### Your task
In the data that follows, find each line containing "subtitle" and copy it.

:: Entries supplied ::

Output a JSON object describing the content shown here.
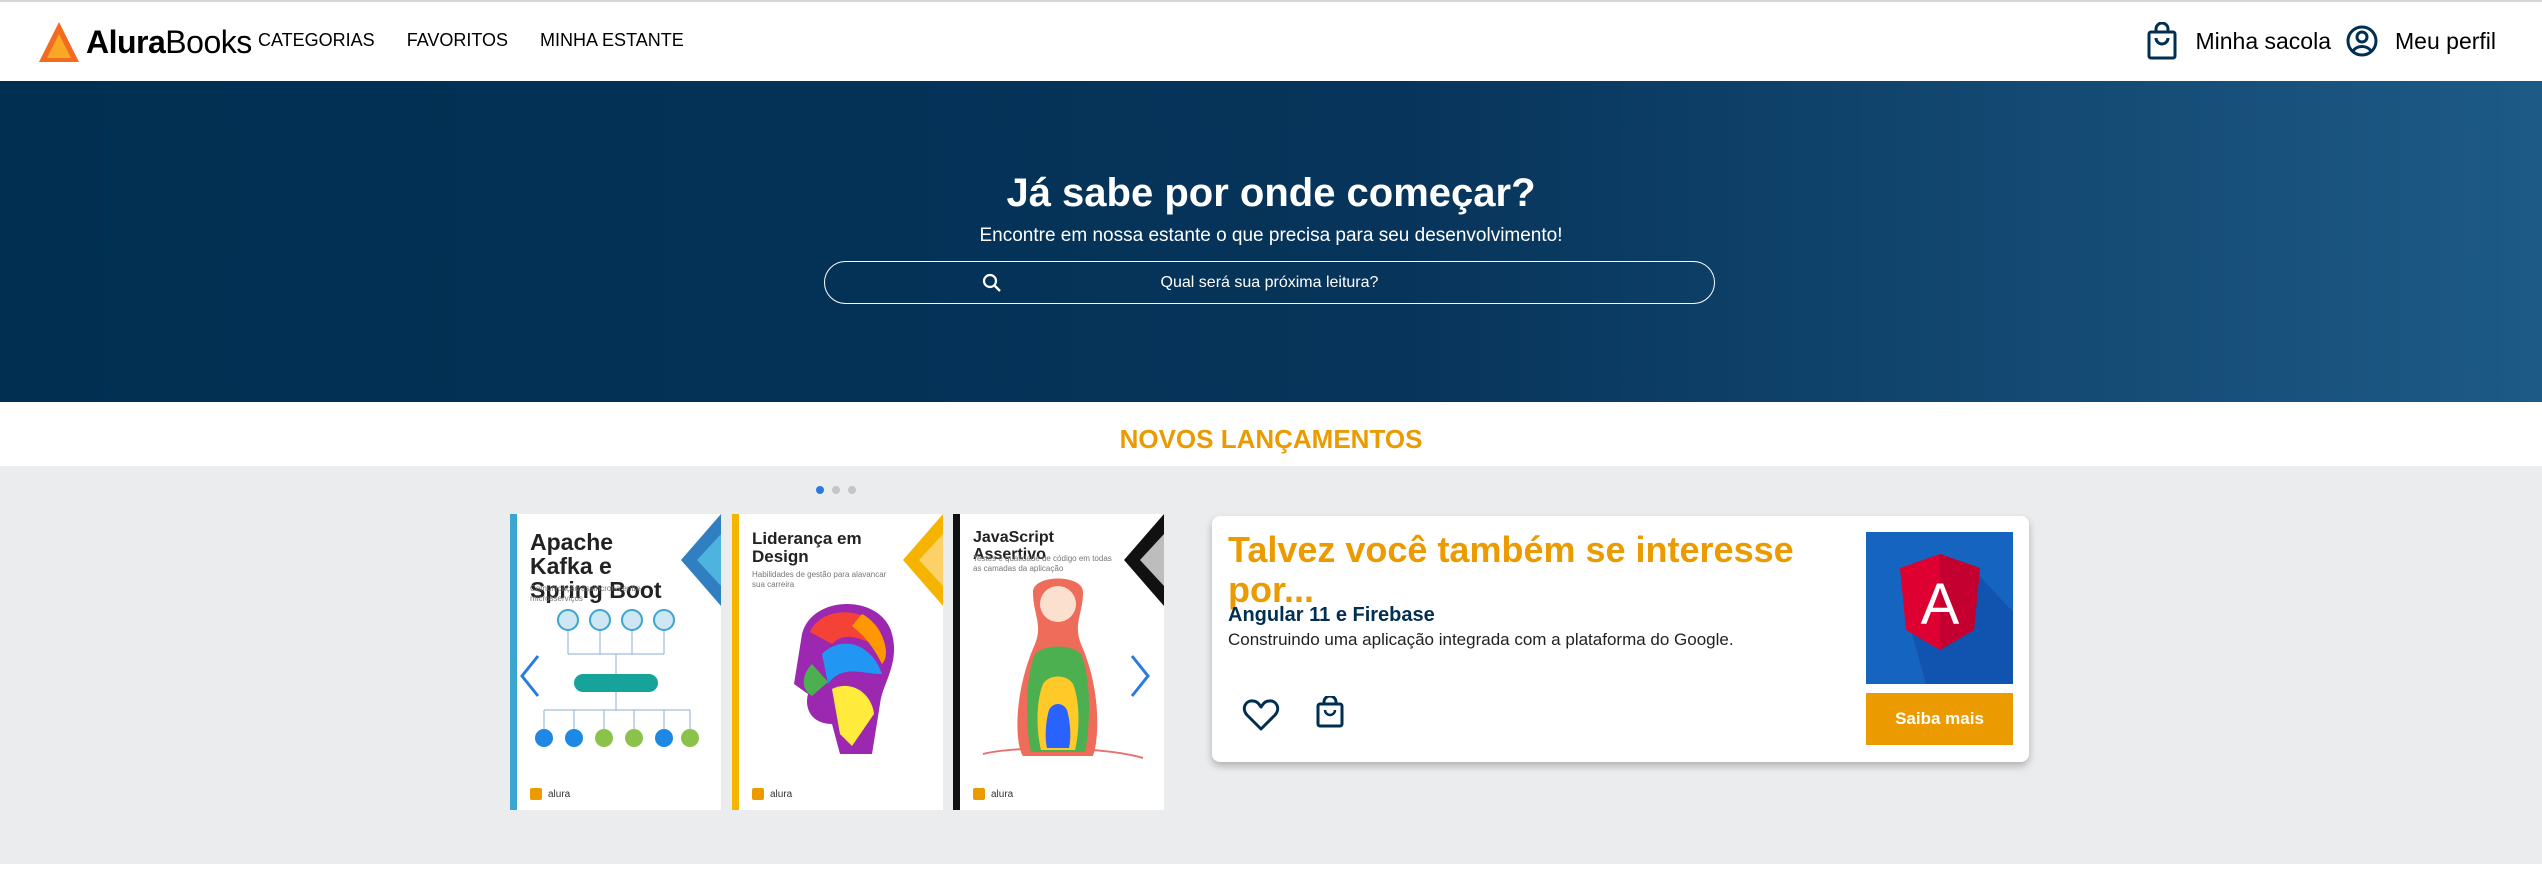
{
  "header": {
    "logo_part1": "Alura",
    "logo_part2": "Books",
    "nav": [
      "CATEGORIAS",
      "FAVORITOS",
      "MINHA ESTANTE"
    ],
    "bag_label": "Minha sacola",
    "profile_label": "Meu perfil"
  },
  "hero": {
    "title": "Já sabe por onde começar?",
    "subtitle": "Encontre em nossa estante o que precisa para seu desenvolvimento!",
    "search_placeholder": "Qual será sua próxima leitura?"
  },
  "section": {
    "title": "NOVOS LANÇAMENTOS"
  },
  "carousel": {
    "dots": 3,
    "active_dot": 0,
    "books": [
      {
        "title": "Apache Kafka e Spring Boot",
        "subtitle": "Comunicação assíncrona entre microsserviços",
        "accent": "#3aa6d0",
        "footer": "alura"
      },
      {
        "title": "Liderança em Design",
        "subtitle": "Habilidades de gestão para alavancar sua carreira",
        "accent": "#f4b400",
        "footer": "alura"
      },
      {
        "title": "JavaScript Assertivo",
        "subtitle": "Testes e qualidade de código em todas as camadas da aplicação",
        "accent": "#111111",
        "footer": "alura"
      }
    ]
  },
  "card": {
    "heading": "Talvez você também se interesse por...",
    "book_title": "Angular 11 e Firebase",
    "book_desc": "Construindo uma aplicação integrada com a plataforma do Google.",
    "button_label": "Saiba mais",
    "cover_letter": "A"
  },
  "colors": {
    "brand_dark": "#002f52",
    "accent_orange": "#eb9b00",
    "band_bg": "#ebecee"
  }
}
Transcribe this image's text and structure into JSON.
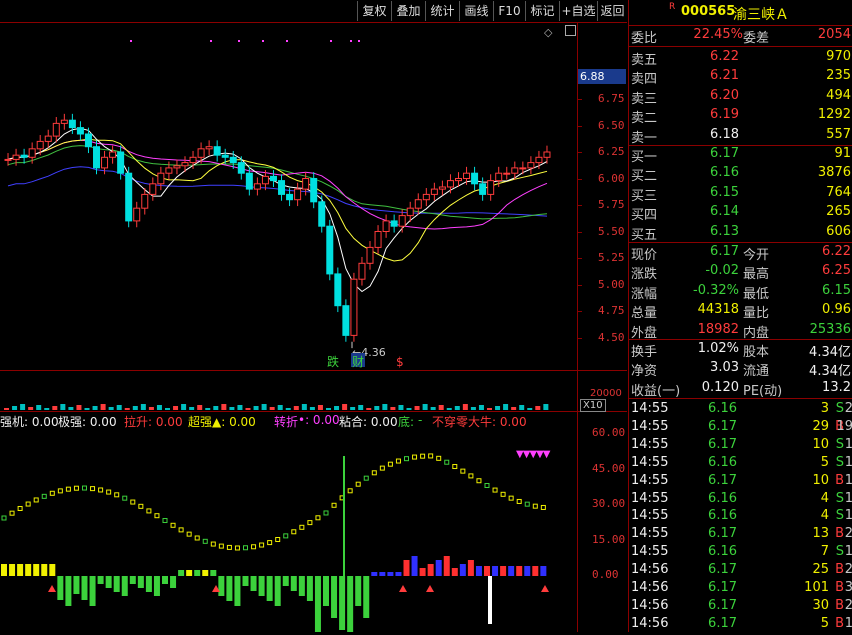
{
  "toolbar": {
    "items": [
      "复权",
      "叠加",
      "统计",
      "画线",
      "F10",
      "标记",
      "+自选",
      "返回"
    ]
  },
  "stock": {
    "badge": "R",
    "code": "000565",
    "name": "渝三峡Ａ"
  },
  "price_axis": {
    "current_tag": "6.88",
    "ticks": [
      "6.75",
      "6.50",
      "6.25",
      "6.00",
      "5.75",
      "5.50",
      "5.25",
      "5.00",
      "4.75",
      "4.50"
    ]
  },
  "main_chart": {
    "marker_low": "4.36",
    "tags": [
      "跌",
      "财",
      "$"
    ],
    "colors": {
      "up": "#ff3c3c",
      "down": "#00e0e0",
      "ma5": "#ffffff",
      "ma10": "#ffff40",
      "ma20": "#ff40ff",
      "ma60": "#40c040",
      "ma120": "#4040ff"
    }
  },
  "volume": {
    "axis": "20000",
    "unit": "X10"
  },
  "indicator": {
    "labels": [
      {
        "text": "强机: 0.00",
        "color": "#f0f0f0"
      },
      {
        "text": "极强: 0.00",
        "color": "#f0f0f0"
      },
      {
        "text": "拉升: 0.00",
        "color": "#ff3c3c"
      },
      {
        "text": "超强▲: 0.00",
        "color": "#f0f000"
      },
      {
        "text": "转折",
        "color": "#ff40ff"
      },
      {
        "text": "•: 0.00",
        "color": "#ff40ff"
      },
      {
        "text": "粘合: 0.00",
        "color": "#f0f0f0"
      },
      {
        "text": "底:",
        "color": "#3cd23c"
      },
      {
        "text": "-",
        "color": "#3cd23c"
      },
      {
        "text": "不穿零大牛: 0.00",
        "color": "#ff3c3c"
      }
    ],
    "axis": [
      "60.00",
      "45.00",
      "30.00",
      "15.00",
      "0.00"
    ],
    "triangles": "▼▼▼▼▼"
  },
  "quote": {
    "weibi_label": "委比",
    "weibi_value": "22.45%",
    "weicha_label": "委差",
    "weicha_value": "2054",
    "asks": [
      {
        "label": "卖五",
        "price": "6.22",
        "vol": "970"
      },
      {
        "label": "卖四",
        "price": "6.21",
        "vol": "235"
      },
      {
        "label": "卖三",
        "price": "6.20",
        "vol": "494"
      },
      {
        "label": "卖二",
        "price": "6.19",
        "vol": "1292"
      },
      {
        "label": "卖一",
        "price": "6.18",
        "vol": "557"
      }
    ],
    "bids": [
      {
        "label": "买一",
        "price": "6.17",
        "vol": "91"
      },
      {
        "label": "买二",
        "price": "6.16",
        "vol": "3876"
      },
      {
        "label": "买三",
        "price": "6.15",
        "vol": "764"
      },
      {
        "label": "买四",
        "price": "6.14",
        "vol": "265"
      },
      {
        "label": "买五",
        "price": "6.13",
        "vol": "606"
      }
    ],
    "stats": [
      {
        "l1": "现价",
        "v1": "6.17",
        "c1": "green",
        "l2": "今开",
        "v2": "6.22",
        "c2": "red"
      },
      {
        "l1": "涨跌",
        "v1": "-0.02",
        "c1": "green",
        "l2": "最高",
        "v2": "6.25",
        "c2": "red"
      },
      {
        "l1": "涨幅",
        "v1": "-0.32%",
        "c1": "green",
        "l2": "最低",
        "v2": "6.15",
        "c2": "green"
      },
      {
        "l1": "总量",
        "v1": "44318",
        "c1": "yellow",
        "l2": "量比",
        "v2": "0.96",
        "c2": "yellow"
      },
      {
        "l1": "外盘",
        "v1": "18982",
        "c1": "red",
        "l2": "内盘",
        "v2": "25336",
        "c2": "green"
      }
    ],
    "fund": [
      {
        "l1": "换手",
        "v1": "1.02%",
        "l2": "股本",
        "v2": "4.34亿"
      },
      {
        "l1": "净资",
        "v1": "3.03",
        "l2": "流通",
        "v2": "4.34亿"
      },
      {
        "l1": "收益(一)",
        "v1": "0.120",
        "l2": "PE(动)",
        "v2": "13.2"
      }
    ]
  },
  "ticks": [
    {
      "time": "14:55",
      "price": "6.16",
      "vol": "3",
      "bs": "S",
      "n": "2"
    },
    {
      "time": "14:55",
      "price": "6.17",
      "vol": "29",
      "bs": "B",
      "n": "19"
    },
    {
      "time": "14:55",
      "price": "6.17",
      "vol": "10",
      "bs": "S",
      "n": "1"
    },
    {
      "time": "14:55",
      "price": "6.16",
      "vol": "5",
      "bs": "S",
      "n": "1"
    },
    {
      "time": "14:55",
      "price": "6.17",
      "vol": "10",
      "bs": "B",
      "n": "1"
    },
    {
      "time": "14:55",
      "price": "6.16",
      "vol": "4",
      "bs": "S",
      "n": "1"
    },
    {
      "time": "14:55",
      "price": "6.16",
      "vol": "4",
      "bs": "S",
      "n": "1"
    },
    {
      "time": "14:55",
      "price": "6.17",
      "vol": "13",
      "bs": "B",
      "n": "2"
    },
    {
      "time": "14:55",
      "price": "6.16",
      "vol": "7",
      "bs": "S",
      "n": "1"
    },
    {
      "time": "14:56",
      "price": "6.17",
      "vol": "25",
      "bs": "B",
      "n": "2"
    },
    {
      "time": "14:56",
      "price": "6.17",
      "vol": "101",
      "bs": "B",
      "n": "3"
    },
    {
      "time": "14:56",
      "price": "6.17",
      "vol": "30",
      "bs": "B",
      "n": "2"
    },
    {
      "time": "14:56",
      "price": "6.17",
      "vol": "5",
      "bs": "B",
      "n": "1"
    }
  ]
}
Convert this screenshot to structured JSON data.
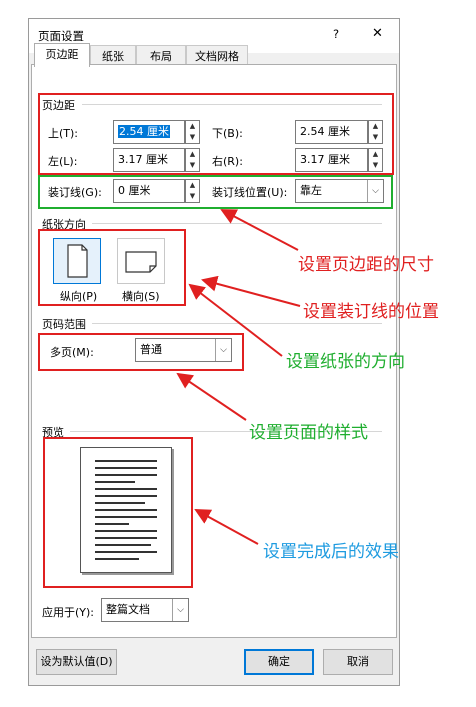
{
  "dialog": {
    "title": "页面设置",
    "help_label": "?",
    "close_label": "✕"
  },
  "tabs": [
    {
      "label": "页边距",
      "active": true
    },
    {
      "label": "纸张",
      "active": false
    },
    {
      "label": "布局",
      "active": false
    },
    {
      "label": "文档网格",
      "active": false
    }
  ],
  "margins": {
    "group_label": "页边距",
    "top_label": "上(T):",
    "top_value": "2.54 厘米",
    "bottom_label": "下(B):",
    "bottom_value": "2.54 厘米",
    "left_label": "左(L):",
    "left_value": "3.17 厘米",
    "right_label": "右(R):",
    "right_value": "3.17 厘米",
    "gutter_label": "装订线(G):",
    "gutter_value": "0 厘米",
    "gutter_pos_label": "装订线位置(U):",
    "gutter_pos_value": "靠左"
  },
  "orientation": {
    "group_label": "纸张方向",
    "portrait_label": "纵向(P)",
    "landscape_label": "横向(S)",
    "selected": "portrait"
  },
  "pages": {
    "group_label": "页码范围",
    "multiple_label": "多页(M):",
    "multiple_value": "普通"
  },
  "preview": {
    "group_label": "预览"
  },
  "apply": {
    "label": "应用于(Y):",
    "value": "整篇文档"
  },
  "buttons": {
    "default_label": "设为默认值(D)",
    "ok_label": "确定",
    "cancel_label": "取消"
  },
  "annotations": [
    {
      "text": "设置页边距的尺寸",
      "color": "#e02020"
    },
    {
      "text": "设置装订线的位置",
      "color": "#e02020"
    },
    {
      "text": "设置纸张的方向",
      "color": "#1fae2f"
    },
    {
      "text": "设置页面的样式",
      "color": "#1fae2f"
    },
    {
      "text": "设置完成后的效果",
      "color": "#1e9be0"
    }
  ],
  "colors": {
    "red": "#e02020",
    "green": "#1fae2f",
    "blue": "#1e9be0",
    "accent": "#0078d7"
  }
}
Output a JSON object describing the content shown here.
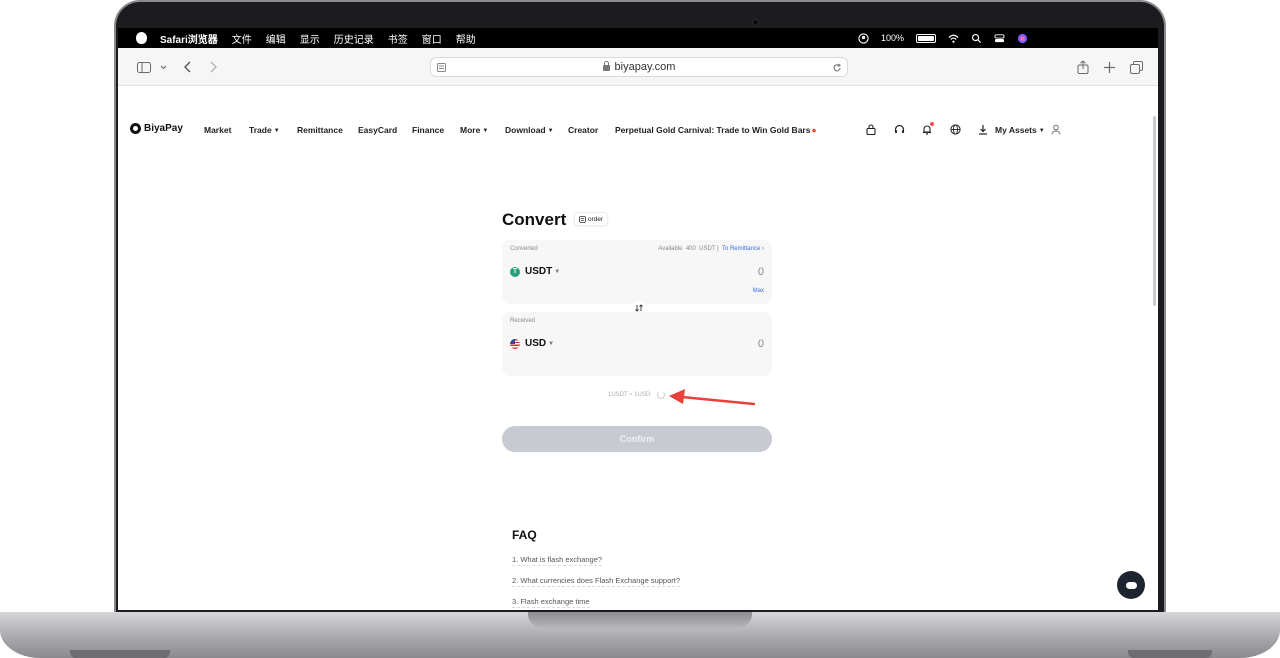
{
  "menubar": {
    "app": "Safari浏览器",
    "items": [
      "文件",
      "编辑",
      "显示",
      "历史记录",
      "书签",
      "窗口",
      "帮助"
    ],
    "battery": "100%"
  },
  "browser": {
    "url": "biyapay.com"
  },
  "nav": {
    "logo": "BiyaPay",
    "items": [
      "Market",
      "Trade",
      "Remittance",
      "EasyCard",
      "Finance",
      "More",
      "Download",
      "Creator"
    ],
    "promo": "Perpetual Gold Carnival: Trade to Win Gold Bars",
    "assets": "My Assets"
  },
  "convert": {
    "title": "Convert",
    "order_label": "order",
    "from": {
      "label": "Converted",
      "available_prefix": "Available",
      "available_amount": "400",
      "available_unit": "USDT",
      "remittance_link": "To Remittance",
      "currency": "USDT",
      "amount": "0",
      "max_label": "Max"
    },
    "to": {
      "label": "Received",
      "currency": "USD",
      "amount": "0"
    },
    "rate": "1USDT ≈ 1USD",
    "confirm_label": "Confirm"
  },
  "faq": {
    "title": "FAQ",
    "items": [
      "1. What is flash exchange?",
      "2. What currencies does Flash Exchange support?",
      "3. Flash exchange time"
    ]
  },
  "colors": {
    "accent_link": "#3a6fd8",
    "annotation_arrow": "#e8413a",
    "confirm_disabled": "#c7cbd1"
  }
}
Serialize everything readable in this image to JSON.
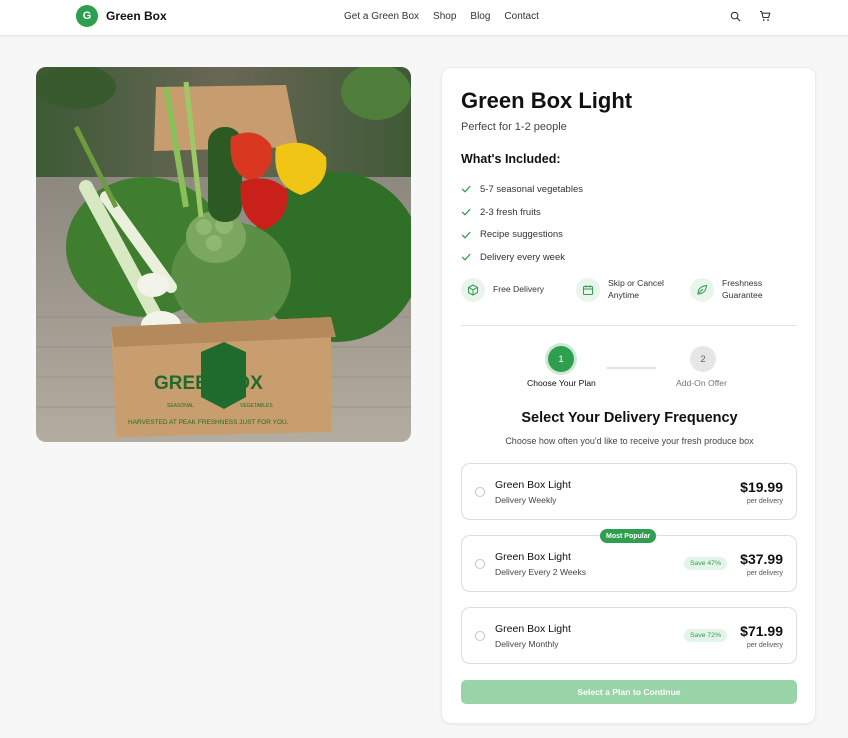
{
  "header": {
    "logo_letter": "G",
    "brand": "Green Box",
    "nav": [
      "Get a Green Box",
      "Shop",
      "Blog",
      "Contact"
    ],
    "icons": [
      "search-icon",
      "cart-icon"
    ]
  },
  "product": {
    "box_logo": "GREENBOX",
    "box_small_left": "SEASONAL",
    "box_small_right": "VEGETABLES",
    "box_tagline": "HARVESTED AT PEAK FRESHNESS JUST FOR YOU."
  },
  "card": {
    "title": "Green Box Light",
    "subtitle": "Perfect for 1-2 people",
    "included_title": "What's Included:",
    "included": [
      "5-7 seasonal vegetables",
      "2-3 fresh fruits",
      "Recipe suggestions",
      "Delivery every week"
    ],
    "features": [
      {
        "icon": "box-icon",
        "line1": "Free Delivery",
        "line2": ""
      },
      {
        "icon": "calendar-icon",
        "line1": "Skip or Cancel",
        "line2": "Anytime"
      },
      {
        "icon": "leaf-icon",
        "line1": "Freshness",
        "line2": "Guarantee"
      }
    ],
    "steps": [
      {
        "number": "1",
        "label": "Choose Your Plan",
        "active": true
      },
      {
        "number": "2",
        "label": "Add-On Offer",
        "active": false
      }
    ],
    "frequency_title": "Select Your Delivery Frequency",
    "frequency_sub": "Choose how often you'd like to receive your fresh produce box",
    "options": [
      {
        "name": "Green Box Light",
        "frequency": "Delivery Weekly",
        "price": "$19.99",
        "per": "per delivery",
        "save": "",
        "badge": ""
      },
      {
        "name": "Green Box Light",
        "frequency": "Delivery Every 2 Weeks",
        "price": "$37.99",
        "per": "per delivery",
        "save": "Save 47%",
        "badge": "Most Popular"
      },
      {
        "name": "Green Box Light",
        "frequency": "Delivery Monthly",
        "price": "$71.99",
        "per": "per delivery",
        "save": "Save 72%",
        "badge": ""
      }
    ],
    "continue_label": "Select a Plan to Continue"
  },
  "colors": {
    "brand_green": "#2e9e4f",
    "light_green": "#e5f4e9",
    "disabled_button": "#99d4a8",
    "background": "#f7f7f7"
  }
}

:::

### Answer for the task
    "subtitle": "Encontre em nossa estante o que precisa para seu desenvolvimento!",
        "subtitle": "Comunicação assíncrona entre microsserviços",
        "subtitle": "Habilidades de gestão para alavancar sua carreira",
        "subtitle": "Testes e qualidade de código em todas as camadas da aplicação",
    "subtitle": "Perfect for 1-2 people",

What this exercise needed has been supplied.